The Most Memorable Truck Racing Moments
Truck racing has been around for many years, and over time there have been many memorable moments that have stuck in the minds of fans and drivers alike. One of the most memorable moments in truck racing history is the 1995 race at Phoenix International Raceway, where Ron Hornaday Jr. and Mike Skinner collided on the final lap, resulting in a photo finish with Hornaday winning by just inches. This moment is still talked about today as one of the closest finishes in truck racing history. Another memorable moment was in 2004 when Bobby Hamilton won the championship in his final season before passing away from cancer the following year. His emotional victory was a testament to his determination and talent.
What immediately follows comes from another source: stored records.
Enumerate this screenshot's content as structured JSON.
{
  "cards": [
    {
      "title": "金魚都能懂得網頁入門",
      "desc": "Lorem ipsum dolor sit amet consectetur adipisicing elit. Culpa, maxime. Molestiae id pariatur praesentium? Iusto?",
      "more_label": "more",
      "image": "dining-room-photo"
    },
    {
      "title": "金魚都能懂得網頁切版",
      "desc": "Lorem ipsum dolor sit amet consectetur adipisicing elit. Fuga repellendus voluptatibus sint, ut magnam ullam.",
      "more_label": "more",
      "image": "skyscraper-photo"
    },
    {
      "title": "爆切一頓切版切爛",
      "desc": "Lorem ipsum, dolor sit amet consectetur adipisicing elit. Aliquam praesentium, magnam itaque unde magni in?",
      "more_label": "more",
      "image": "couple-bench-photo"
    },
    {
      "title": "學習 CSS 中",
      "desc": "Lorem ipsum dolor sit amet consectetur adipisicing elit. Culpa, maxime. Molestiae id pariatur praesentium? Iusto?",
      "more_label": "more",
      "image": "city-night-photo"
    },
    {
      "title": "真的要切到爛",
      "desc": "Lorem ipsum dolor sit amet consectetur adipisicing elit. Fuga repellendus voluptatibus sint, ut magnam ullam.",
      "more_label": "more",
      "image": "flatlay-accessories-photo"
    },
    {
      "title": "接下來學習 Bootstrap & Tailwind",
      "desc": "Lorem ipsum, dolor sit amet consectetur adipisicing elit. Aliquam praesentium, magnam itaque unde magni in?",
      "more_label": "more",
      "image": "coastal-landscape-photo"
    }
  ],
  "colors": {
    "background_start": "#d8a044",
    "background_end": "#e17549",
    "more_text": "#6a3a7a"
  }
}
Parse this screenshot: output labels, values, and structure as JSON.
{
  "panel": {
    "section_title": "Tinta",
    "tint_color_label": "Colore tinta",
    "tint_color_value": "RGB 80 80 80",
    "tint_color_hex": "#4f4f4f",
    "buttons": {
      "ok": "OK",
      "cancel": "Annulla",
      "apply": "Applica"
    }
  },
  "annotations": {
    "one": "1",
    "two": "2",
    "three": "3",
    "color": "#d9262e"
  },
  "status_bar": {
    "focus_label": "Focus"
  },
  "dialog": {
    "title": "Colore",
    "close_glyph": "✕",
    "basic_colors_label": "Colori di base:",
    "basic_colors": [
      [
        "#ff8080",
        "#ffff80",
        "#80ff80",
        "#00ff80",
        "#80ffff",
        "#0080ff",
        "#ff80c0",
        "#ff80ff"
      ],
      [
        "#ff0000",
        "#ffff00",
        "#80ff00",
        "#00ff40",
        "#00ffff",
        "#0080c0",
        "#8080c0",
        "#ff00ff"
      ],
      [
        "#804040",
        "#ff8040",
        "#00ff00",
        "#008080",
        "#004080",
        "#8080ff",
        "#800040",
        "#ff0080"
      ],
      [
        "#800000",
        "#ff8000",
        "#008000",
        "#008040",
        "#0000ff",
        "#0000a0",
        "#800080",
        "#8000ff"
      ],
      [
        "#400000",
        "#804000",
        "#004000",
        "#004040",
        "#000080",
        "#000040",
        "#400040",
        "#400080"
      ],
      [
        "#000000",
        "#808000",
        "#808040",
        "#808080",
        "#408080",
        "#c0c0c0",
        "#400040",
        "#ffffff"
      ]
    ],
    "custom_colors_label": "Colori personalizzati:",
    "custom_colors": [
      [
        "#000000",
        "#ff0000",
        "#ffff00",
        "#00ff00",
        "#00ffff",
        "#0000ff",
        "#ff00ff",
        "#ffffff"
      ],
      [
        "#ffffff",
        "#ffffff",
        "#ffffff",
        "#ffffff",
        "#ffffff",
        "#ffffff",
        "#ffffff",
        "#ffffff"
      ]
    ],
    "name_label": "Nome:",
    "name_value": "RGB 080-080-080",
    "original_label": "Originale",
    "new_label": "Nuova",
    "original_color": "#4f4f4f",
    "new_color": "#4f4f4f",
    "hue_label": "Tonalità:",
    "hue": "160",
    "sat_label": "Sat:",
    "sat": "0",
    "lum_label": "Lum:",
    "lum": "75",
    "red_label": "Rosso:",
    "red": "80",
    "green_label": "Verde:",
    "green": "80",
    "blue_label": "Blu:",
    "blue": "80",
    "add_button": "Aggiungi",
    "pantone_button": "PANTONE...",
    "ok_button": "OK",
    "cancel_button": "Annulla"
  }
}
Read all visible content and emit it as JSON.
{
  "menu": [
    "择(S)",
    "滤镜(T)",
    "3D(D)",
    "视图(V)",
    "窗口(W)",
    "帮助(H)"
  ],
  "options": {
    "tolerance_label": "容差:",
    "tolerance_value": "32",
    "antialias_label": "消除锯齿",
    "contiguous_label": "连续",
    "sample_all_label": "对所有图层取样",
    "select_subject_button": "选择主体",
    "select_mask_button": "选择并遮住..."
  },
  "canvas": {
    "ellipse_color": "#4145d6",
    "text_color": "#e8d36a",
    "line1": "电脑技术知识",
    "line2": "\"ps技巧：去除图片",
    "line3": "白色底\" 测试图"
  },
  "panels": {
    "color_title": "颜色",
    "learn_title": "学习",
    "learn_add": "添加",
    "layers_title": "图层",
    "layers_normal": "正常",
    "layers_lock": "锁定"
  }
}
Truck racing has always been a sport that provides exciting and memorable moments, and there are many more that could be mentioned. From close finishes to emotional victories, the sport has had a lasting impact on many people.
- 1995 Phoenix Raceway Finish: Ron Hornaday Jr. and Mike Skinner’s photo finish
- 2004 Championship: Bobby Hamilton’s emotional victory in his final season
- 1997 Race at Bristol: Mike Bliss and Tony Raines’ intense battle for the win
Impact on Fans and Drivers:
Truck racing has had a profound impact on both fans and drivers over the years. For fans, the excitement of watching big trucks race at high speeds is a unique experience that can’t be found in any other sport. The close finishes and emotional victories create a strong connection between the fans and the drivers.
For drivers, truck racing provides an opportunity to compete at a high level and showcase their skills on a national stage. The camaraderie and competitive spirit among drivers creates a unique atmosphere that is not found in other forms of racing.
Frequently Asked Questions
Who won the NASCAR Truck race at Eldora Speedway?
Matt Crafton won the NASCAR Truck race at Eldora Speedway in 201It was his first win at the track, and he became the first driver to win multiple Truck Series championships.
When was the NASCAR Truck race at Eldora Speedway held?
The NASCAR Truck race at Eldora Speedway is usually held in late July. The race was first held in 2013 and has been held annually ever since.
How long is the NASCAR Truck race at Eldora Speedway?
The NASCAR Truck race at Eldora Speedway is 75 laps and covers a distance of 75 miles. The race is known for its unique format, with heat races and a last chance qualifier determining the starting lineup for the main event.
What makes the NASCAR Truck race at Eldora Speedway unique?
The NASCAR Truck race at Eldora Speedway is unique because it is the only race on the NASCAR schedule that is held on a dirt track. The race also features a unique format with heat races and a last chance qualifier, and is often regarded as one of the most exciting races of the season.